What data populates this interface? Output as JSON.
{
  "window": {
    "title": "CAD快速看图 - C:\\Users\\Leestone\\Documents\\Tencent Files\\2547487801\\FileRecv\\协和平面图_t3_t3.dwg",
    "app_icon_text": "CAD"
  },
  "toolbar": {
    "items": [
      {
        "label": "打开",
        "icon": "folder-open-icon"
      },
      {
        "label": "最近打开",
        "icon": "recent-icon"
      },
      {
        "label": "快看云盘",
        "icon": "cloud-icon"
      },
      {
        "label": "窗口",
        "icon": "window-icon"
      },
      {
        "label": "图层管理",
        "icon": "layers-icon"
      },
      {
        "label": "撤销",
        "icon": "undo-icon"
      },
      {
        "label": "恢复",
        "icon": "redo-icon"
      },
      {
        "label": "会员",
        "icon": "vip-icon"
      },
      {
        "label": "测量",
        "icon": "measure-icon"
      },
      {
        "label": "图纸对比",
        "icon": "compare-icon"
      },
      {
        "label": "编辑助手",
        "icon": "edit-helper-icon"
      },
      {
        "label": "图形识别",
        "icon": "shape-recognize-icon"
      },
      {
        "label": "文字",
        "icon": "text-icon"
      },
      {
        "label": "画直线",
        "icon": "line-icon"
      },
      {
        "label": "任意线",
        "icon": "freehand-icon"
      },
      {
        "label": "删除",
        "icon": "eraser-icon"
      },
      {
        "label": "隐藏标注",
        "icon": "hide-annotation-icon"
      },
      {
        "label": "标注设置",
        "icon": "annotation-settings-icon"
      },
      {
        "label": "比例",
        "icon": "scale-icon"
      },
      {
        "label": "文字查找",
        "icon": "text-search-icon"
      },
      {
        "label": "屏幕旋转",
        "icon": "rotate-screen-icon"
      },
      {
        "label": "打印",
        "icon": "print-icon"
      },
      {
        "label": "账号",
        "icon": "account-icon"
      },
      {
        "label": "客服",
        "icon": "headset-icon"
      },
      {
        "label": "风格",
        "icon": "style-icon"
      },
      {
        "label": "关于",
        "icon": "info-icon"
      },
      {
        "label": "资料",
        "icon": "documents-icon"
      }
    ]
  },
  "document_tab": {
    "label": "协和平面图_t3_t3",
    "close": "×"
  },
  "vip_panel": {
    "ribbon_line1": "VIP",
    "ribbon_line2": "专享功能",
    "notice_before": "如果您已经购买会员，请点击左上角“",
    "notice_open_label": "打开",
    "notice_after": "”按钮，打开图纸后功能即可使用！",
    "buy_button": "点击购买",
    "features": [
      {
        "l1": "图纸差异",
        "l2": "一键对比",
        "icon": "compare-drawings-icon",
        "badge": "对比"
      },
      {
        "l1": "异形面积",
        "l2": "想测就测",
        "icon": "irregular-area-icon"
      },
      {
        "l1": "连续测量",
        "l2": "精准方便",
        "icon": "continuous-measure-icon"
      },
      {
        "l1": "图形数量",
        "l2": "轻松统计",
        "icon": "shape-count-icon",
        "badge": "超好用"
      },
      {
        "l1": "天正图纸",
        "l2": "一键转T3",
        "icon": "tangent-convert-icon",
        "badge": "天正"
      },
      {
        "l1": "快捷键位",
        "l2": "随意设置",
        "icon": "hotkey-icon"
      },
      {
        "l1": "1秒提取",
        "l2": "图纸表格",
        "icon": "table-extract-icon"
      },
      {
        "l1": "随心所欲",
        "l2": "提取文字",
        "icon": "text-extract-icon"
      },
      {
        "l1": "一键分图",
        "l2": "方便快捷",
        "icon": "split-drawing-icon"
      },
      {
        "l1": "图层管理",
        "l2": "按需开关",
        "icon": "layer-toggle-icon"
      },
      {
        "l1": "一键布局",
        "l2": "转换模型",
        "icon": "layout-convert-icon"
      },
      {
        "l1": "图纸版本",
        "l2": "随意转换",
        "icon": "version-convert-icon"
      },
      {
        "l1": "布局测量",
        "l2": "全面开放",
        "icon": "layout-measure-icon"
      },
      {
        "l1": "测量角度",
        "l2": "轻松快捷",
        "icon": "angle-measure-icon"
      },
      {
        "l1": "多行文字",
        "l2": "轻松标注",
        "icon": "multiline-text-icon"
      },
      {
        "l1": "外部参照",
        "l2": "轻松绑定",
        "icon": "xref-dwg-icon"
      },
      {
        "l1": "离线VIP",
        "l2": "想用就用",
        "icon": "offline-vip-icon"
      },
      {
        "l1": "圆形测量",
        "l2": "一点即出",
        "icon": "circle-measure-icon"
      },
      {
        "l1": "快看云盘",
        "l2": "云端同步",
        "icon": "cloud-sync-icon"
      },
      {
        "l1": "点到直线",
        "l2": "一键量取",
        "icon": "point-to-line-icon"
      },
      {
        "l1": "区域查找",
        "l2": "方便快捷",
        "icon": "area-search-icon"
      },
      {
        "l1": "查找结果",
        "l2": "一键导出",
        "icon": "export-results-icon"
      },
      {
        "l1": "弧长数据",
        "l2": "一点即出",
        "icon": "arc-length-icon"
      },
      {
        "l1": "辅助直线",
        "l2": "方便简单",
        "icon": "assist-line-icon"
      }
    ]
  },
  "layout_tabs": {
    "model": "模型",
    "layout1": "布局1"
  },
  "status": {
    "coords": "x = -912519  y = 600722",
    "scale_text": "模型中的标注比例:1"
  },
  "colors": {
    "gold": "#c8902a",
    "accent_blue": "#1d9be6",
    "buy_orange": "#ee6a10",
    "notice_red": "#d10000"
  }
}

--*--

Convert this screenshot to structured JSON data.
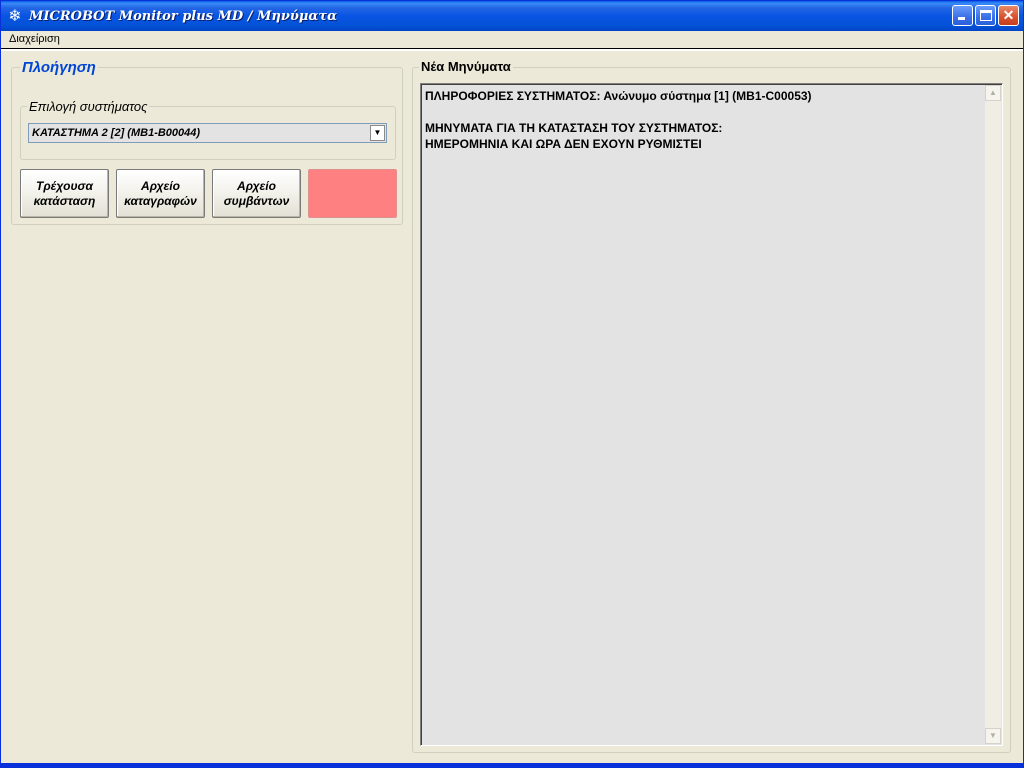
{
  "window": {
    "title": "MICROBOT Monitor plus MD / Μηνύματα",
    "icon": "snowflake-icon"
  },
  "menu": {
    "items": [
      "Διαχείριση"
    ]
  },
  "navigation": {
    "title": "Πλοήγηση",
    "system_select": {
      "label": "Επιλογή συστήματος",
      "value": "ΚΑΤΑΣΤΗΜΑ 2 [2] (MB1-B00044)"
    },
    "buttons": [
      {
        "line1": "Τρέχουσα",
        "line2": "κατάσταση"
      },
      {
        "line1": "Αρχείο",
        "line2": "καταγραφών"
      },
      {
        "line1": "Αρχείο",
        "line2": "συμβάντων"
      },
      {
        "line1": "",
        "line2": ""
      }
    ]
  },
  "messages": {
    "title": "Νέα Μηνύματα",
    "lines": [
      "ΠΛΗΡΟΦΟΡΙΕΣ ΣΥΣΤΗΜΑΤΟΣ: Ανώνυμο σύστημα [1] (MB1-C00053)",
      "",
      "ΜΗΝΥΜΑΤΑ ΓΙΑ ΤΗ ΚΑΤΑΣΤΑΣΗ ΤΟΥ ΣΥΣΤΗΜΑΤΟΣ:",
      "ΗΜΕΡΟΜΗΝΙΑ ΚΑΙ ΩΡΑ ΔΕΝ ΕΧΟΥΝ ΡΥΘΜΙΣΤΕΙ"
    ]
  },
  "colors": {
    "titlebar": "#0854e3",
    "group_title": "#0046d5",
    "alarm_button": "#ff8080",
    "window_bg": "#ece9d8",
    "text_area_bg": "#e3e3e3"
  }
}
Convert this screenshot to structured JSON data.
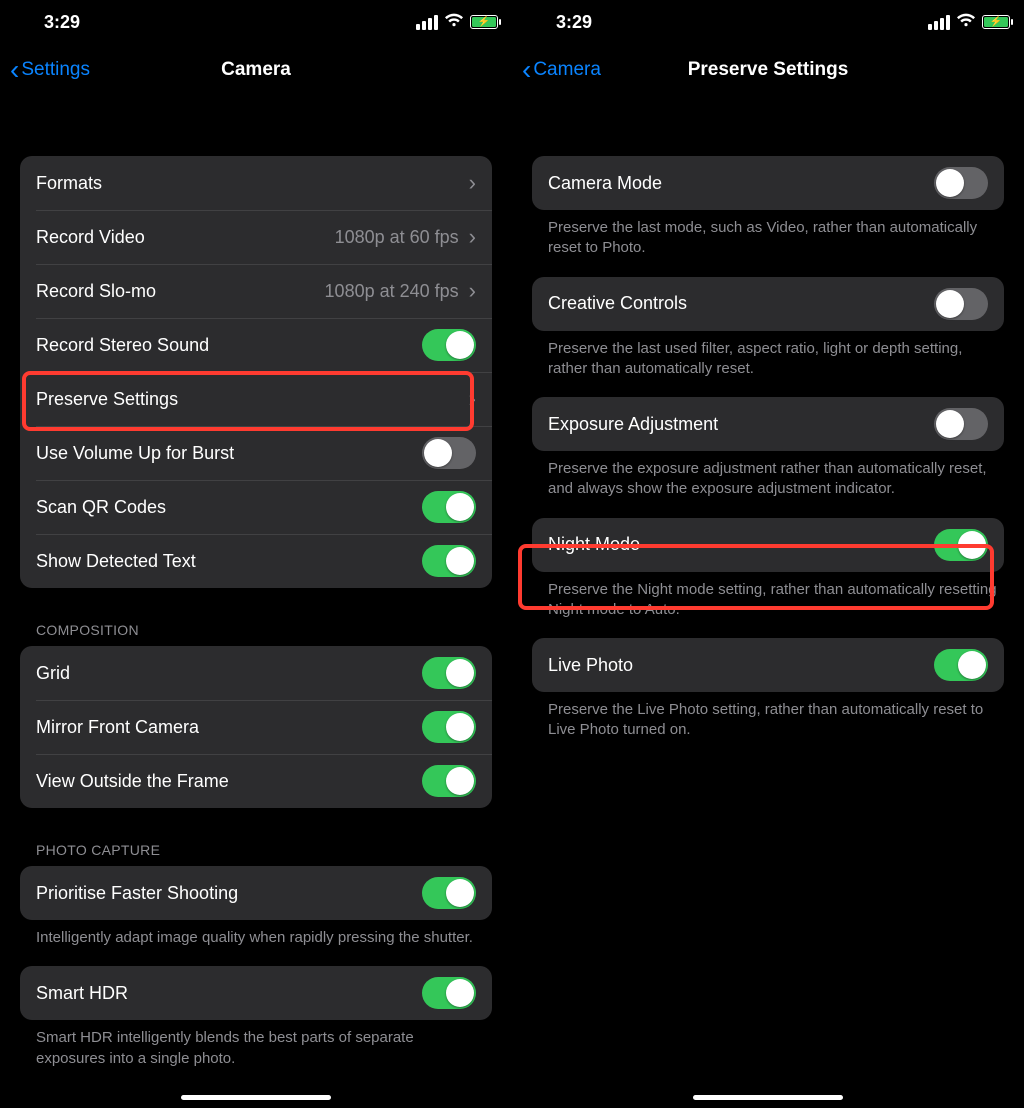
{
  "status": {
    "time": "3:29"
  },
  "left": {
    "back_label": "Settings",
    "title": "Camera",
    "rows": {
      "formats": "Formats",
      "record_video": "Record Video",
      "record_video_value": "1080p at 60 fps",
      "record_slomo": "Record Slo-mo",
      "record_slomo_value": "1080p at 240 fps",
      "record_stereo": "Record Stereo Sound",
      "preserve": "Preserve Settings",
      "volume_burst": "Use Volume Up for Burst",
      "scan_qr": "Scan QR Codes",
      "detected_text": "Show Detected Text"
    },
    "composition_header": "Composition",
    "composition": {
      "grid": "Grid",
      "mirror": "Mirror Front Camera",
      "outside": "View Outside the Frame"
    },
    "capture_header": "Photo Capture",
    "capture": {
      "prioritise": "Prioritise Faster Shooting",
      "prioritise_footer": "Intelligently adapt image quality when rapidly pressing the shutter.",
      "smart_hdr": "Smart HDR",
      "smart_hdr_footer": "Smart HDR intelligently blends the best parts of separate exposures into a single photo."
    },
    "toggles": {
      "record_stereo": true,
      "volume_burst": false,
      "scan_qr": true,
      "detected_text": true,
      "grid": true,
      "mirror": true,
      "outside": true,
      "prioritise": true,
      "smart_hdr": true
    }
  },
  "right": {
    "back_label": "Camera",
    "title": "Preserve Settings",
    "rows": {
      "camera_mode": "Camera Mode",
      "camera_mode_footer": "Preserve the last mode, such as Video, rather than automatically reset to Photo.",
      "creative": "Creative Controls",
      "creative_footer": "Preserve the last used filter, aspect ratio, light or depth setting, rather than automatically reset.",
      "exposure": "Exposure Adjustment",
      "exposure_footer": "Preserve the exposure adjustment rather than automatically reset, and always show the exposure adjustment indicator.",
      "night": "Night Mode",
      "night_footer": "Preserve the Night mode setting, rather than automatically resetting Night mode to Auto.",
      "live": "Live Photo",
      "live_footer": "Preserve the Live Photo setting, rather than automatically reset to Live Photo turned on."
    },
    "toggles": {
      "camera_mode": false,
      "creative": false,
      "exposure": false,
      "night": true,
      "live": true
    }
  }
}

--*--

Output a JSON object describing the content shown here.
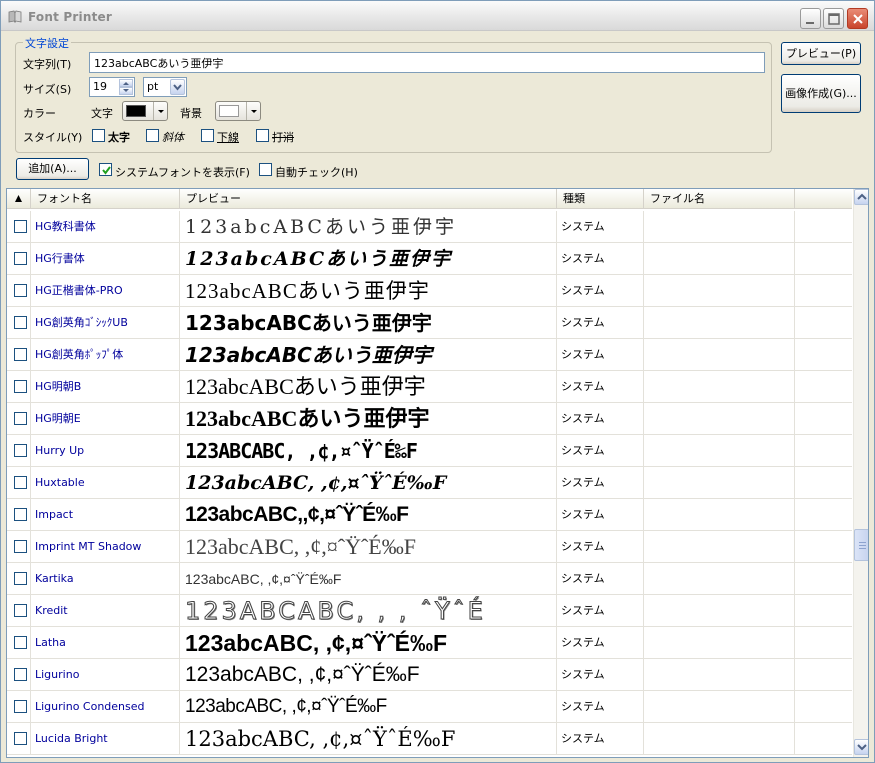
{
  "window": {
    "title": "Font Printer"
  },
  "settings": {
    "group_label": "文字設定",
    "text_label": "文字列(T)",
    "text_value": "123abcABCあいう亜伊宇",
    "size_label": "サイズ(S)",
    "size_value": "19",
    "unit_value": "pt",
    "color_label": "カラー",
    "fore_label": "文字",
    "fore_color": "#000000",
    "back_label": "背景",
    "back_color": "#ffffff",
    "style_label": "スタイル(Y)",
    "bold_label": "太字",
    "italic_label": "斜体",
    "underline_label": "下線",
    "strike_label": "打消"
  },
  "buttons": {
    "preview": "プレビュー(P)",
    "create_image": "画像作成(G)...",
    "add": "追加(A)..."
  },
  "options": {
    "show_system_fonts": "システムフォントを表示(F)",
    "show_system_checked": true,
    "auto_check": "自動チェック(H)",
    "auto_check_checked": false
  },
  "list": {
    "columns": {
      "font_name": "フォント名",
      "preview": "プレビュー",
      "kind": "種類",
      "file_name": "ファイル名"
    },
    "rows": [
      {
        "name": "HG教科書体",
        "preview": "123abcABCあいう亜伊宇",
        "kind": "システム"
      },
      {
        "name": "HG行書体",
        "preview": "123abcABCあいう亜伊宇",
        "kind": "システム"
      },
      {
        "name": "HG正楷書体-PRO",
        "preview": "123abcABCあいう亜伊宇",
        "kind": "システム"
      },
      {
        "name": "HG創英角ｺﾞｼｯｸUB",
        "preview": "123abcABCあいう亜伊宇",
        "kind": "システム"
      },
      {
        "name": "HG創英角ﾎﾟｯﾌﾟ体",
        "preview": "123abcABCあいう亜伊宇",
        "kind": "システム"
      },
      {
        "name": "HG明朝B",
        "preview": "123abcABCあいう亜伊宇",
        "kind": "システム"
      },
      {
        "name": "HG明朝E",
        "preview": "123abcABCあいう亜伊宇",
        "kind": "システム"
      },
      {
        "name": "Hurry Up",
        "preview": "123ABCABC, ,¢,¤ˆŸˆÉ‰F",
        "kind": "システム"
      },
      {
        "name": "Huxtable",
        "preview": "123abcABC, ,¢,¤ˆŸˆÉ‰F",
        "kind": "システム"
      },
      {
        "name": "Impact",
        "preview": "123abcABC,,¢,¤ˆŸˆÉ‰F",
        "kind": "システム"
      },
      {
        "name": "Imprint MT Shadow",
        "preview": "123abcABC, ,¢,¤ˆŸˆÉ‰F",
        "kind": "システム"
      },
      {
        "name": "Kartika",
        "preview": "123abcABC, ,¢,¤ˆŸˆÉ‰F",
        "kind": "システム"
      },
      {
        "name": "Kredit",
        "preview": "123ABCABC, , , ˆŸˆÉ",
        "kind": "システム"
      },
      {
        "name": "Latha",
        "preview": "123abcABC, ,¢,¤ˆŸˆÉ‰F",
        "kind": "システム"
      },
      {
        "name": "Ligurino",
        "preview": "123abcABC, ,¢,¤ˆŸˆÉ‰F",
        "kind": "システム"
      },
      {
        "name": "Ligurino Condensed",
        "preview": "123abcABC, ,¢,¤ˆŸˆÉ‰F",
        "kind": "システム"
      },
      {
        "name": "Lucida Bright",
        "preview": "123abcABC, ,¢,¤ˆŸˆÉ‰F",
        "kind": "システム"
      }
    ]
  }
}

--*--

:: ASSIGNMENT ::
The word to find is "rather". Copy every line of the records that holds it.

:: COMPLETED TASK ::
      "camera_mode_footer": "Preserve the last mode, such as Video, rather than automatically reset to Photo.",
      "creative_footer": "Preserve the last used filter, aspect ratio, light or depth setting, rather than automatically reset.",
      "exposure_footer": "Preserve the exposure adjustment rather than automatically reset, and always show the exposure adjustment indicator.",
      "night_footer": "Preserve the Night mode setting, rather than automatically resetting Night mode to Auto.",
      "live_footer": "Preserve the Live Photo setting, rather than automatically reset to Live Photo turned on."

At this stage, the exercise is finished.